● **WORK INSTRUCTION**:
With pictures removed, output every record below exactly as written.

Items from an interface collection:
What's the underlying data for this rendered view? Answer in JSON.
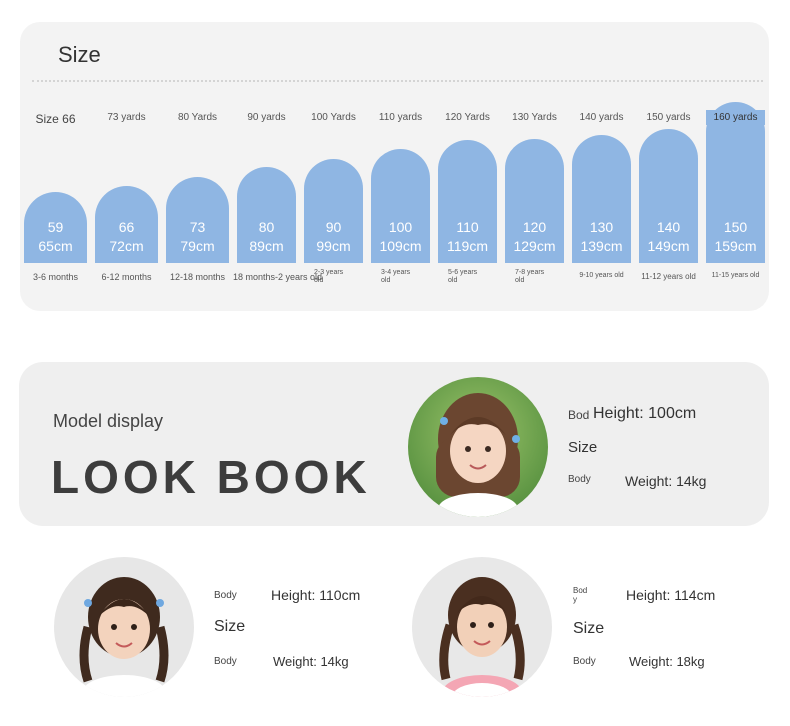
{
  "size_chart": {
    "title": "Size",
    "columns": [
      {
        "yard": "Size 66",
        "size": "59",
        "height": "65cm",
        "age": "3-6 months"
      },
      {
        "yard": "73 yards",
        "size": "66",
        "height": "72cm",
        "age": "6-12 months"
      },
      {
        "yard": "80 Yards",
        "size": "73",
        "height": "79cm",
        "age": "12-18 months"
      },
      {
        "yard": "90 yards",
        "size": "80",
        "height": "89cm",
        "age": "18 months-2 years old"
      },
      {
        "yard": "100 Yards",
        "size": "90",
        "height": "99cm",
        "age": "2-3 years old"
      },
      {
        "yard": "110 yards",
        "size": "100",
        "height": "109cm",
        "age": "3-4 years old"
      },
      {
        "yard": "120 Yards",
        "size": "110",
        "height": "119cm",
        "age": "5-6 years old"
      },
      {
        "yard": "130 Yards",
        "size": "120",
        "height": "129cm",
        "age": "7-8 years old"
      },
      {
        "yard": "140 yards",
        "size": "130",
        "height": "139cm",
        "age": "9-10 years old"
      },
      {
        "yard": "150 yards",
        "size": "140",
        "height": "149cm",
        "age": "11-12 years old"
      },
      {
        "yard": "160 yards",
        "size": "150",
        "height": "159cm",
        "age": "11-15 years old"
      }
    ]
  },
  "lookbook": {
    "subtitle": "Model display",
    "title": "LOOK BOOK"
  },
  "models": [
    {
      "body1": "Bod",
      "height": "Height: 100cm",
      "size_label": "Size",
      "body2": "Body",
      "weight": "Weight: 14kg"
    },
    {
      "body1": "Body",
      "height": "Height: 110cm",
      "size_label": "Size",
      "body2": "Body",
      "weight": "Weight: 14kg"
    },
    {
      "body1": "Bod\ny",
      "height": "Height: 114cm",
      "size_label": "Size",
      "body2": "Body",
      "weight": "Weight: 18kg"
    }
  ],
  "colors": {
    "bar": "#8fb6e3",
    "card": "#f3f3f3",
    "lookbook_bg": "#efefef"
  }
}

● **WORKED SOLUTION**:
What's the underlying data for this rendered view? Answer in JSON.
{
  "size_chart": {
    "title": "Size",
    "columns": [
      {
        "yard": "Size 66",
        "size": "59",
        "height": "65cm",
        "age": "3-6 months"
      },
      {
        "yard": "73 yards",
        "size": "66",
        "height": "72cm",
        "age": "6-12 months"
      },
      {
        "yard": "80 Yards",
        "size": "73",
        "height": "79cm",
        "age": "12-18 months"
      },
      {
        "yard": "90 yards",
        "size": "80",
        "height": "89cm",
        "age": "18 months-2 years old"
      },
      {
        "yard": "100 Yards",
        "size": "90",
        "height": "99cm",
        "age": "2-3 years old"
      },
      {
        "yard": "110 yards",
        "size": "100",
        "height": "109cm",
        "age": "3-4 years old"
      },
      {
        "yard": "120 Yards",
        "size": "110",
        "height": "119cm",
        "age": "5-6 years old"
      },
      {
        "yard": "130 Yards",
        "size": "120",
        "height": "129cm",
        "age": "7-8 years old"
      },
      {
        "yard": "140 yards",
        "size": "130",
        "height": "139cm",
        "age": "9-10 years old"
      },
      {
        "yard": "150 yards",
        "size": "140",
        "height": "149cm",
        "age": "11-12 years old"
      },
      {
        "yard": "160 yards",
        "size": "150",
        "height": "159cm",
        "age": "11-15 years old"
      }
    ]
  },
  "lookbook": {
    "subtitle": "Model display",
    "title": "LOOK BOOK"
  },
  "models": [
    {
      "body1": "Bod",
      "height": "Height: 100cm",
      "size_label": "Size",
      "body2": "Body",
      "weight": "Weight: 14kg"
    },
    {
      "body1": "Body",
      "height": "Height: 110cm",
      "size_label": "Size",
      "body2": "Body",
      "weight": "Weight: 14kg"
    },
    {
      "body1": "Bod\ny",
      "height": "Height: 114cm",
      "size_label": "Size",
      "body2": "Body",
      "weight": "Weight: 18kg"
    }
  ],
  "colors": {
    "bar": "#8fb6e3",
    "card": "#f3f3f3",
    "lookbook_bg": "#efefef"
  }
}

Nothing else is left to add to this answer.